New York Natural Heritage Program
Coastal Oak-Holly Forest
Coastal oak-holly forest at Montauk Point State Park David M. Hunt
System: Terrestrial
SubSystem: Forested Uplands

State Protection: Not Listed
Federal Protection: Not Listed

State Rarity Rank: S1
A State Rarity Rank of S1 means: Typically 5 or fewer occurrences, very few remaining individuals, acres, or miles of stream, or some factor of its biology makes it especially vulnerable in New York State.

Global Rarity Rank: G2G3
A Global Rarity Rank of G2G3 means: Imperiled or Vulnerable globally - At high or moderate risk of extinction due to rarity or other factors; typically 80 or fewer populations or locations in the world, few individuals, restricted range, few remaining acres (or miles of stream), and/or recent and widespread declines. More information is needed to assign a single conservation status.

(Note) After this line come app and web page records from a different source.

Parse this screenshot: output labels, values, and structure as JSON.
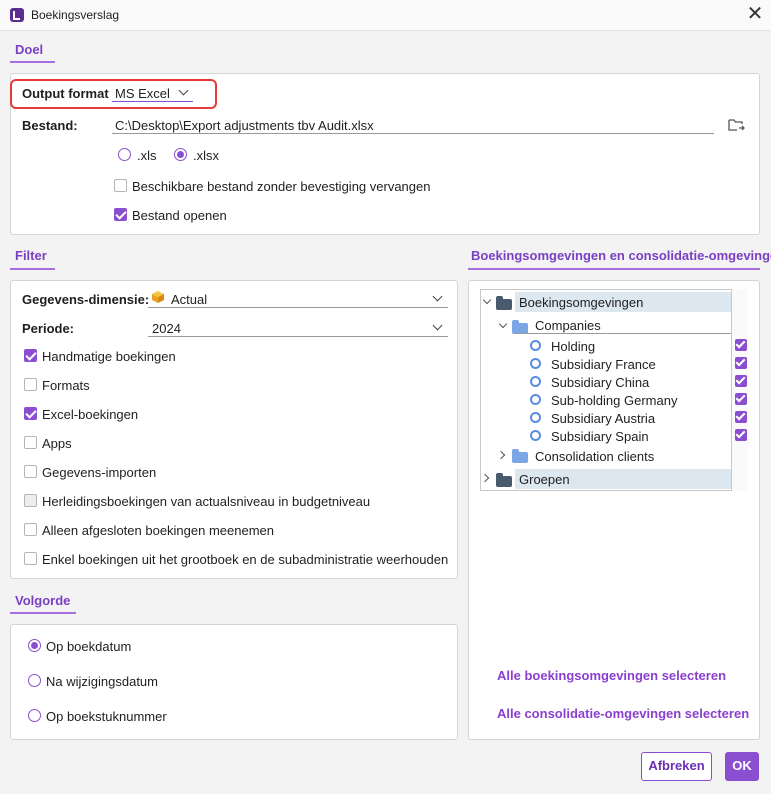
{
  "window": {
    "title": "Boekingsverslag"
  },
  "doel": {
    "section_label": "Doel",
    "output_format_label": "Output format",
    "output_format_value": "MS Excel",
    "bestand_label": "Bestand:",
    "bestand_value": "C:\\Desktop\\Export adjustments tbv Audit.xlsx",
    "ext_options": [
      ".xls",
      ".xlsx"
    ],
    "ext_selected": ".xlsx",
    "replace_label": "Beschikbare bestand zonder bevestiging vervangen",
    "replace_checked": false,
    "open_label": "Bestand openen",
    "open_checked": true
  },
  "filter": {
    "section_label": "Filter",
    "dimensie_label": "Gegevens-dimensie:",
    "dimensie_value": "Actual",
    "periode_label": "Periode:",
    "periode_value": "2024",
    "checkboxes": [
      {
        "label": "Handmatige boekingen",
        "checked": true
      },
      {
        "label": "Formats",
        "checked": false
      },
      {
        "label": "Excel-boekingen",
        "checked": true
      },
      {
        "label": "Apps",
        "checked": false
      },
      {
        "label": "Gegevens-importen",
        "checked": false
      },
      {
        "label": "Herleidingsboekingen van actualsniveau in budgetniveau",
        "checked": false
      },
      {
        "label": "Alleen afgesloten boekingen meenemen",
        "checked": false
      },
      {
        "label": "Enkel boekingen uit het grootboek en de subadministratie weerhouden",
        "checked": false
      }
    ]
  },
  "volgorde": {
    "section_label": "Volgorde",
    "options": [
      {
        "label": "Op boekdatum",
        "checked": true
      },
      {
        "label": "Na wijzigingsdatum",
        "checked": false
      },
      {
        "label": "Op boekstuknummer",
        "checked": false
      }
    ]
  },
  "omgevingen": {
    "section_label": "Boekingsomgevingen en consolidatie-omgevingen",
    "tree": {
      "root1": "Boekingsomgevingen",
      "companies": "Companies",
      "entities": [
        {
          "label": "Holding",
          "checked": true
        },
        {
          "label": "Subsidiary France",
          "checked": true
        },
        {
          "label": "Subsidiary China",
          "checked": true
        },
        {
          "label": "Sub-holding Germany",
          "checked": true
        },
        {
          "label": "Subsidiary Austria",
          "checked": true
        },
        {
          "label": "Subsidiary Spain",
          "checked": true
        }
      ],
      "consolidation": "Consolidation clients",
      "root2": "Groepen"
    },
    "link_select_booking": "Alle boekingsomgevingen selecteren",
    "link_select_consolidation": "Alle consolidatie-omgevingen selecteren"
  },
  "footer": {
    "cancel_label": "Afbreken",
    "ok_label": "OK"
  },
  "colors": {
    "accent": "#8a4fd0",
    "highlight": "#e43a3a",
    "folder_dark": "#4a5a6e",
    "folder_light": "#7aa6e6"
  },
  "icons": {
    "app": "app-logo-icon",
    "close": "close-icon",
    "browse": "folder-browse-icon",
    "dimension": "cube-icon"
  }
}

Did you know?
According to the USDA Forest Service's Silvics Manual (1990), "the "national champion" American holly (Ilex opaca), in the Congaree Swamp of South Carolina, is 30.2 m (99 ft) tall with a circumference of 248 cm (98 in), a trunk diameter of 79 cm (31 in), and a crown diameter of 12.2 m (40 ft)." American holly growth within its range on Long Island and other parts of New York is much more limited due to either persistent winds in a severe coastal climate, nutrient deficient soils, and/or periodic or extensive cold or low-growth periods at the northern limit of its range.

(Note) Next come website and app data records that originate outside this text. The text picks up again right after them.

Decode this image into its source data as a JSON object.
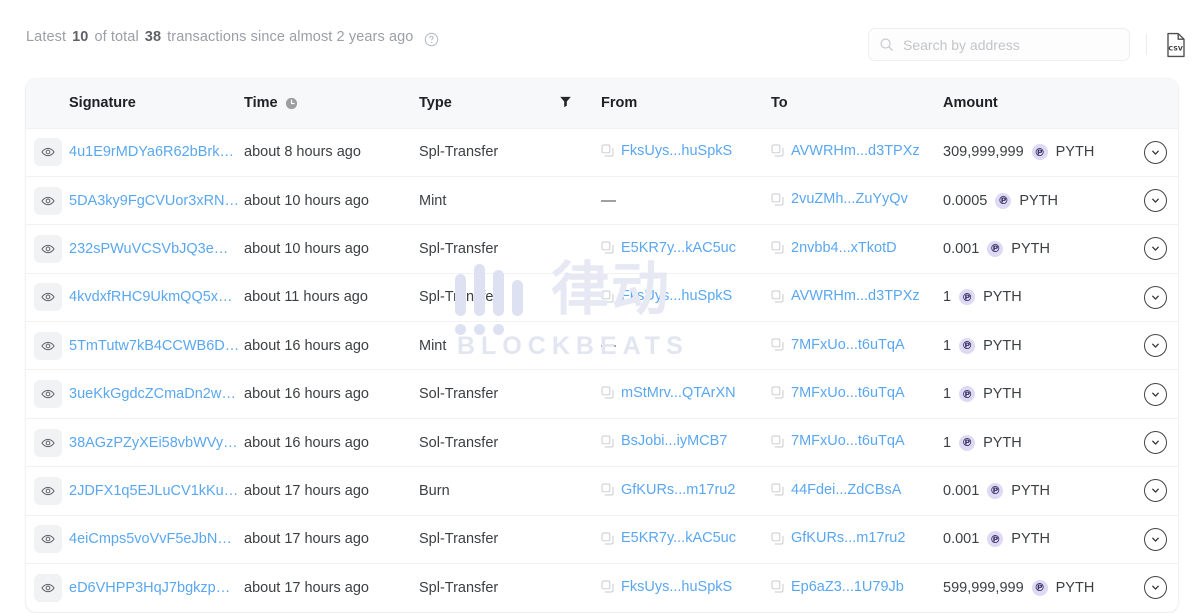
{
  "header": {
    "summary_prefix": "Latest",
    "summary_count": "10",
    "summary_middle": "of total",
    "summary_total": "38",
    "summary_suffix": "transactions since almost 2 years ago",
    "help_icon": "question-circle-icon",
    "search": {
      "placeholder": "Search by address",
      "value": "",
      "icon": "search-icon"
    },
    "csv": {
      "label": "CSV",
      "icon": "csv-download-icon"
    }
  },
  "watermark": {
    "cn": "律动",
    "en": "BLOCKBEATS"
  },
  "table": {
    "columns": [
      {
        "key": "eye",
        "label": ""
      },
      {
        "key": "signature",
        "label": "Signature"
      },
      {
        "key": "time",
        "label": "Time",
        "icon": "clock-icon"
      },
      {
        "key": "type",
        "label": "Type"
      },
      {
        "key": "filter",
        "label": "",
        "icon": "filter-icon"
      },
      {
        "key": "from",
        "label": "From"
      },
      {
        "key": "to",
        "label": "To"
      },
      {
        "key": "amount",
        "label": "Amount"
      },
      {
        "key": "expand",
        "label": ""
      }
    ],
    "rows": [
      {
        "signature": "4u1E9rMDYa6R62bBrk…",
        "time": "about 8 hours ago",
        "type": "Spl-Transfer",
        "from": "FksUys...huSpkS",
        "to": "AVWRHm...d3TPXz",
        "amount": "309,999,999",
        "token": "PYTH"
      },
      {
        "signature": "5DA3ky9FgCVUor3xRN…",
        "time": "about 10 hours ago",
        "type": "Mint",
        "from": "—",
        "to": "2vuZMh...ZuYyQv",
        "amount": "0.0005",
        "token": "PYTH"
      },
      {
        "signature": "232sPWuVCSVbJQ3e…",
        "time": "about 10 hours ago",
        "type": "Spl-Transfer",
        "from": "E5KR7y...kAC5uc",
        "to": "2nvbb4...xTkotD",
        "amount": "0.001",
        "token": "PYTH"
      },
      {
        "signature": "4kvdxfRHC9UkmQQ5x…",
        "time": "about 11 hours ago",
        "type": "Spl-Transfer",
        "from": "FksUys...huSpkS",
        "to": "AVWRHm...d3TPXz",
        "amount": "1",
        "token": "PYTH"
      },
      {
        "signature": "5TmTutw7kB4CCWB6D…",
        "time": "about 16 hours ago",
        "type": "Mint",
        "from": "—",
        "to": "7MFxUo...t6uTqA",
        "amount": "1",
        "token": "PYTH"
      },
      {
        "signature": "3ueKkGgdcZCmaDn2w…",
        "time": "about 16 hours ago",
        "type": "Sol-Transfer",
        "from": "mStMrv...QTArXN",
        "to": "7MFxUo...t6uTqA",
        "amount": "1",
        "token": "PYTH"
      },
      {
        "signature": "38AGzPZyXEi58vbWVy…",
        "time": "about 16 hours ago",
        "type": "Sol-Transfer",
        "from": "BsJobi...iyMCB7",
        "to": "7MFxUo...t6uTqA",
        "amount": "1",
        "token": "PYTH"
      },
      {
        "signature": "2JDFX1q5EJLuCV1kKu…",
        "time": "about 17 hours ago",
        "type": "Burn",
        "from": "GfKURs...m17ru2",
        "to": "44Fdei...ZdCBsA",
        "amount": "0.001",
        "token": "PYTH"
      },
      {
        "signature": "4eiCmps5voVvF5eJbN…",
        "time": "about 17 hours ago",
        "type": "Spl-Transfer",
        "from": "E5KR7y...kAC5uc",
        "to": "GfKURs...m17ru2",
        "amount": "0.001",
        "token": "PYTH"
      },
      {
        "signature": "eD6VHPP3HqJ7bgkzp…",
        "time": "about 17 hours ago",
        "type": "Spl-Transfer",
        "from": "FksUys...huSpkS",
        "to": "Ep6aZ3...1U79Jb",
        "amount": "599,999,999",
        "token": "PYTH"
      }
    ]
  },
  "colors": {
    "link": "#5aa7f0",
    "token_badge": "#ded9f5",
    "header_bg": "#f7f8f9",
    "text": "#3c4043",
    "muted": "#9aa0a6"
  }
}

State Ranking Justification [-]
There is only one documented occurrence statewide and very few or no additional occurrences are suspected. The known occurrence has good viability and is largely protected on public and private conservation land. The community is restricted to the eastern extreme of the Coastal Lowlands and is concentrated on the Montauk Peninsula, a morainal plateau. While the acreage and extent of coastal oak-holly forest in New York may be increasing slightly, its condition is likely to be decreasing. Overall the community's trend is stable to slightly decreasing. Threats include invasion by exotic species, heavy deer browse, recreational overuse, and development pressures.

Short-term Trends [-]

Long-term Trends [-]